====== Materials provided ======

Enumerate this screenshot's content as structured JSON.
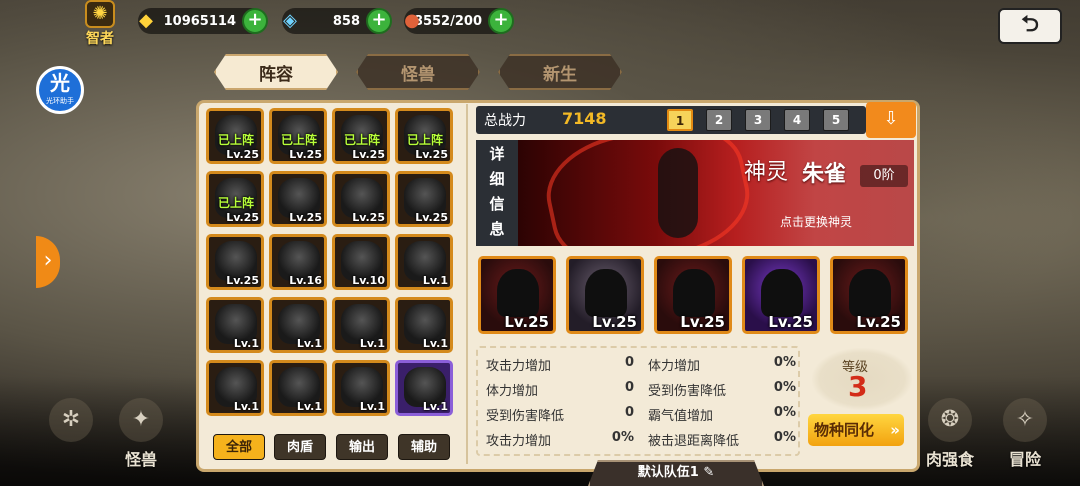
{
  "top": {
    "rank": "智者",
    "gold": "10965114",
    "diamond": "858",
    "stamina": "8552/200"
  },
  "guide_badge": {
    "title": "光",
    "sub": "光环助手"
  },
  "tabs": [
    "阵容",
    "怪兽",
    "新生"
  ],
  "roster": [
    {
      "level": "Lv.25",
      "deployed": "已上阵"
    },
    {
      "level": "Lv.25",
      "deployed": "已上阵"
    },
    {
      "level": "Lv.25",
      "deployed": "已上阵"
    },
    {
      "level": "Lv.25",
      "deployed": "已上阵"
    },
    {
      "level": "Lv.25",
      "deployed": "已上阵"
    },
    {
      "level": "Lv.25",
      "deployed": ""
    },
    {
      "level": "Lv.25",
      "deployed": ""
    },
    {
      "level": "Lv.25",
      "deployed": ""
    },
    {
      "level": "Lv.25",
      "deployed": ""
    },
    {
      "level": "Lv.16",
      "deployed": ""
    },
    {
      "level": "Lv.10",
      "deployed": ""
    },
    {
      "level": "Lv.1",
      "deployed": ""
    },
    {
      "level": "Lv.1",
      "deployed": ""
    },
    {
      "level": "Lv.1",
      "deployed": ""
    },
    {
      "level": "Lv.1",
      "deployed": ""
    },
    {
      "level": "Lv.1",
      "deployed": ""
    },
    {
      "level": "Lv.1",
      "deployed": ""
    },
    {
      "level": "Lv.1",
      "deployed": ""
    },
    {
      "level": "Lv.1",
      "deployed": ""
    },
    {
      "level": "Lv.1",
      "deployed": ""
    }
  ],
  "filters": [
    "全部",
    "肉盾",
    "输出",
    "辅助"
  ],
  "power": {
    "label": "总战力",
    "value": "7148"
  },
  "teams": [
    "1",
    "2",
    "3",
    "4",
    "5"
  ],
  "detail_tab": [
    "详",
    "细",
    "信",
    "息"
  ],
  "deity": {
    "type": "神灵",
    "name": "朱雀",
    "stage": "0阶",
    "hint": "点击更换神灵"
  },
  "lineup": [
    "Lv.25",
    "Lv.25",
    "Lv.25",
    "Lv.25",
    "Lv.25"
  ],
  "stats_left": [
    {
      "label": "攻击力增加",
      "value": "0"
    },
    {
      "label": "体力增加",
      "value": "0"
    },
    {
      "label": "受到伤害降低",
      "value": "0"
    },
    {
      "label": "攻击力增加",
      "value": "0%"
    }
  ],
  "stats_right": [
    {
      "label": "体力增加",
      "value": "0%"
    },
    {
      "label": "受到伤害降低",
      "value": "0%"
    },
    {
      "label": "霸气值增加",
      "value": "0%"
    },
    {
      "label": "被击退距离降低",
      "value": "0%"
    }
  ],
  "level": {
    "label": "等级",
    "value": "3"
  },
  "assimilate": "物种同化",
  "team_name": "默认队伍1",
  "bottom_nav": {
    "left": "怪兽",
    "right1": "肉强食",
    "right2": "冒险"
  }
}
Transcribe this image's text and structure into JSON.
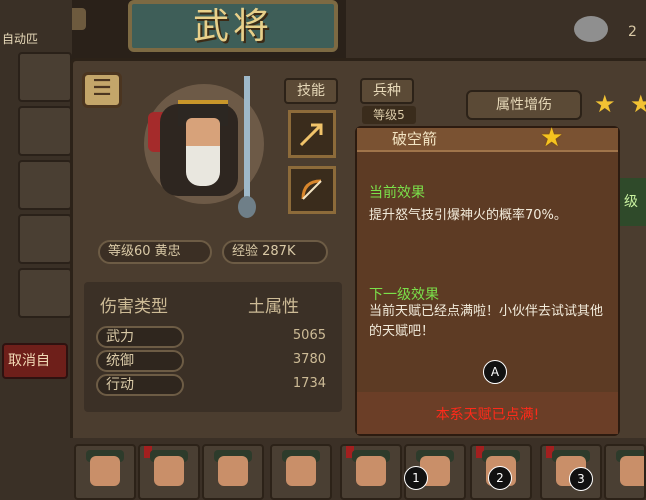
{
  "header": {
    "title": "武将",
    "coin_count": "2"
  },
  "left_panel": {
    "auto_label": "自动匹",
    "cancel_label": "取消自"
  },
  "hero": {
    "tabs": [
      "技能",
      "兵种"
    ],
    "skill_level": "等级5",
    "level_name": "等级60 黄忠",
    "exp": "经验 287K"
  },
  "stats": {
    "damage_type_label": "伤害类型",
    "damage_type_value": "土属性",
    "rows": [
      {
        "label": "武力",
        "value": "5065"
      },
      {
        "label": "统御",
        "value": "3780"
      },
      {
        "label": "行动",
        "value": "1734"
      }
    ]
  },
  "right_panel": {
    "attr_button": "属性增伤",
    "green_badge": "级"
  },
  "popup": {
    "title": "破空箭",
    "current_effect_label": "当前效果",
    "current_effect_text": "提升怒气技引爆神火的概率70%。",
    "next_effect_label": "下一级效果",
    "next_effect_text": "当前天赋已经点满啦！小伙伴去试试其他的天赋吧！",
    "marker": "A",
    "footer_note": "本系天赋已点满!"
  },
  "roster": {
    "markers": [
      "1",
      "2",
      "3"
    ]
  },
  "colors": {
    "accent_gold": "#f5c31f",
    "effect_green": "#7be04a",
    "warning_red": "#ff2a1a"
  }
}
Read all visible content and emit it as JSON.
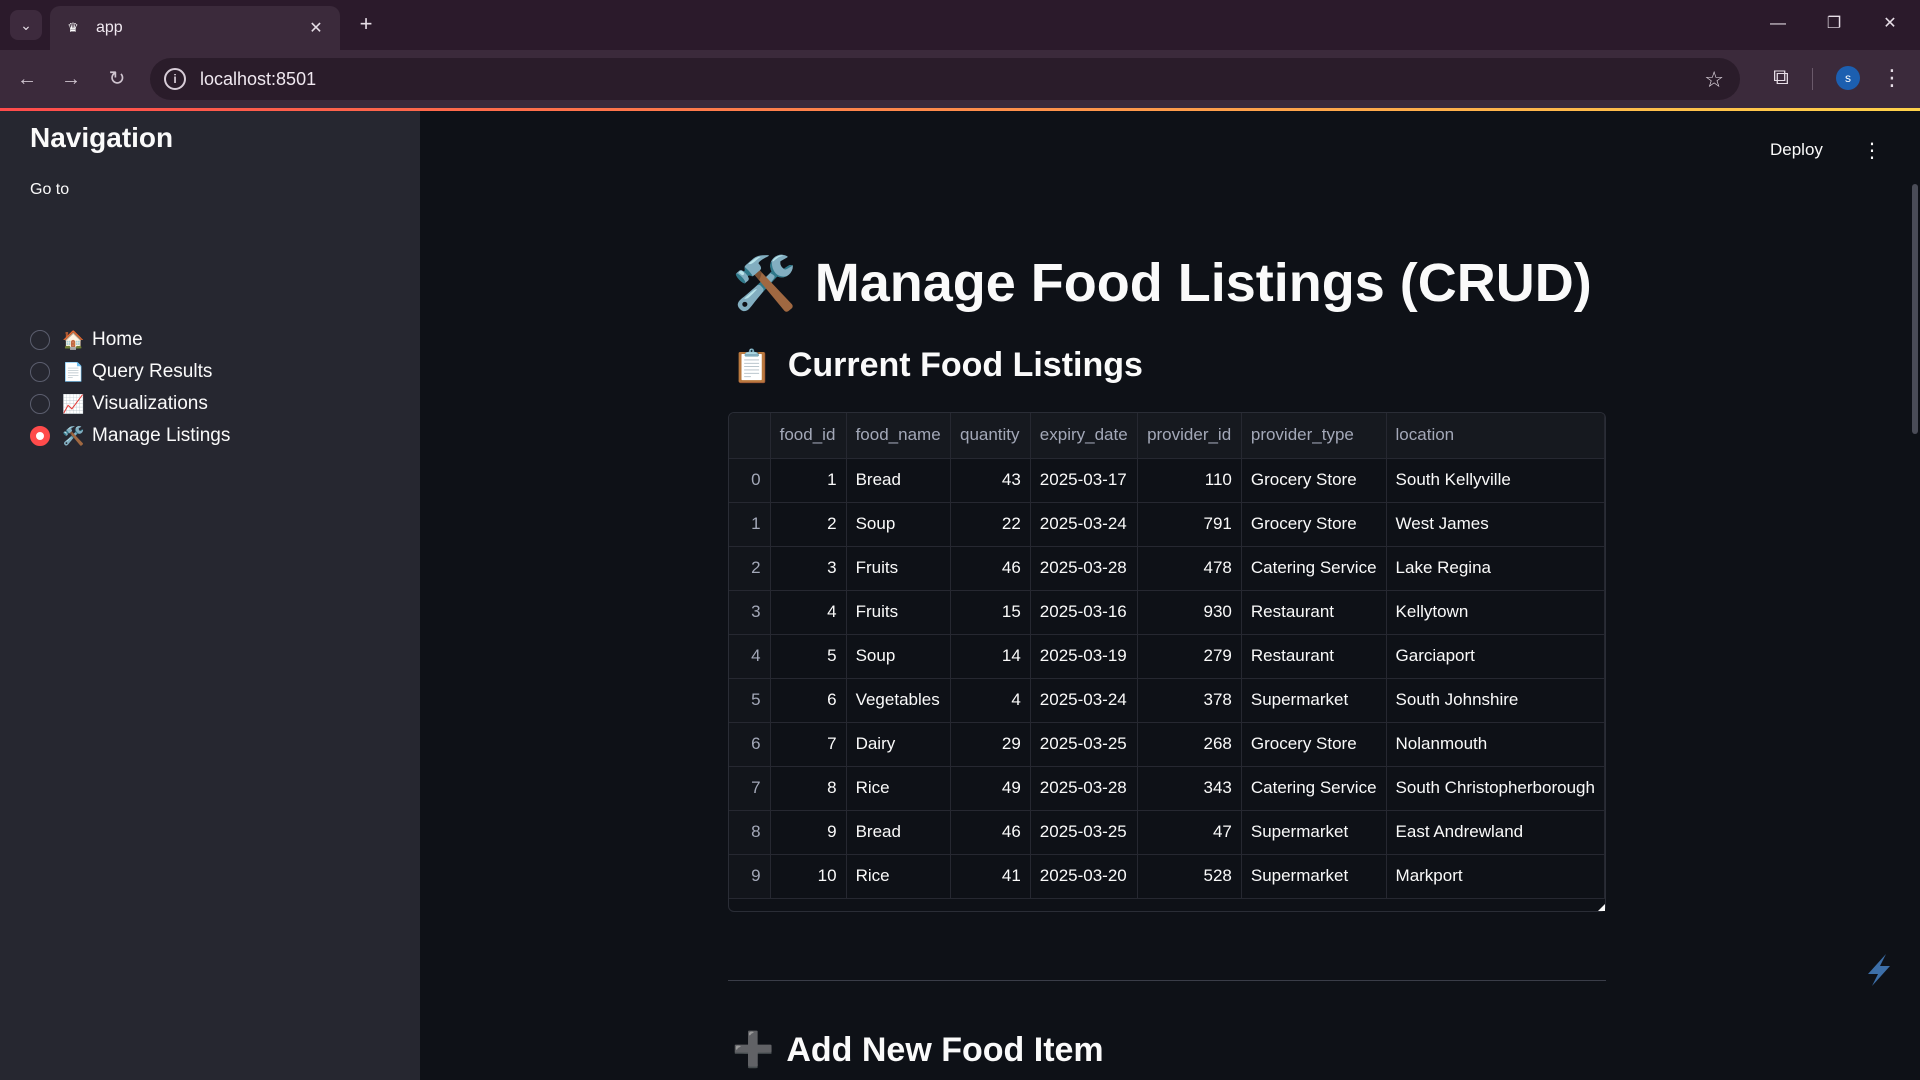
{
  "browser": {
    "tab_title": "app",
    "url": "localhost:8501",
    "avatar_letter": "s"
  },
  "sidebar": {
    "title": "Navigation",
    "goto_label": "Go to",
    "items": [
      {
        "emoji": "🏠",
        "label": "Home",
        "selected": false
      },
      {
        "emoji": "📄",
        "label": "Query Results",
        "selected": false
      },
      {
        "emoji": "📈",
        "label": "Visualizations",
        "selected": false
      },
      {
        "emoji": "🛠️",
        "label": "Manage Listings",
        "selected": true
      }
    ]
  },
  "header": {
    "deploy_label": "Deploy"
  },
  "page": {
    "title_icon": "🛠️",
    "title": "Manage Food Listings (CRUD)",
    "section_icon": "📋",
    "section_title": "Current Food Listings",
    "add_icon": "➕",
    "add_title": "Add New Food Item"
  },
  "table": {
    "columns": [
      "",
      "food_id",
      "food_name",
      "quantity",
      "expiry_date",
      "provider_id",
      "provider_type",
      "location"
    ],
    "rows": [
      [
        "0",
        "1",
        "Bread",
        "43",
        "2025-03-17",
        "110",
        "Grocery Store",
        "South Kellyville"
      ],
      [
        "1",
        "2",
        "Soup",
        "22",
        "2025-03-24",
        "791",
        "Grocery Store",
        "West James"
      ],
      [
        "2",
        "3",
        "Fruits",
        "46",
        "2025-03-28",
        "478",
        "Catering Service",
        "Lake Regina"
      ],
      [
        "3",
        "4",
        "Fruits",
        "15",
        "2025-03-16",
        "930",
        "Restaurant",
        "Kellytown"
      ],
      [
        "4",
        "5",
        "Soup",
        "14",
        "2025-03-19",
        "279",
        "Restaurant",
        "Garciaport"
      ],
      [
        "5",
        "6",
        "Vegetables",
        "4",
        "2025-03-24",
        "378",
        "Supermarket",
        "South Johnshire"
      ],
      [
        "6",
        "7",
        "Dairy",
        "29",
        "2025-03-25",
        "268",
        "Grocery Store",
        "Nolanmouth"
      ],
      [
        "7",
        "8",
        "Rice",
        "49",
        "2025-03-28",
        "343",
        "Catering Service",
        "South Christopherborough"
      ],
      [
        "8",
        "9",
        "Bread",
        "46",
        "2025-03-25",
        "47",
        "Supermarket",
        "East Andrewland"
      ],
      [
        "9",
        "10",
        "Rice",
        "41",
        "2025-03-20",
        "528",
        "Supermarket",
        "Markport"
      ]
    ]
  }
}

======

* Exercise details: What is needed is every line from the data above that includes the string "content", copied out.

* Written solution:
Enumerate this screenshot's content as structured JSON.
Read all visible content and emit it as JSON.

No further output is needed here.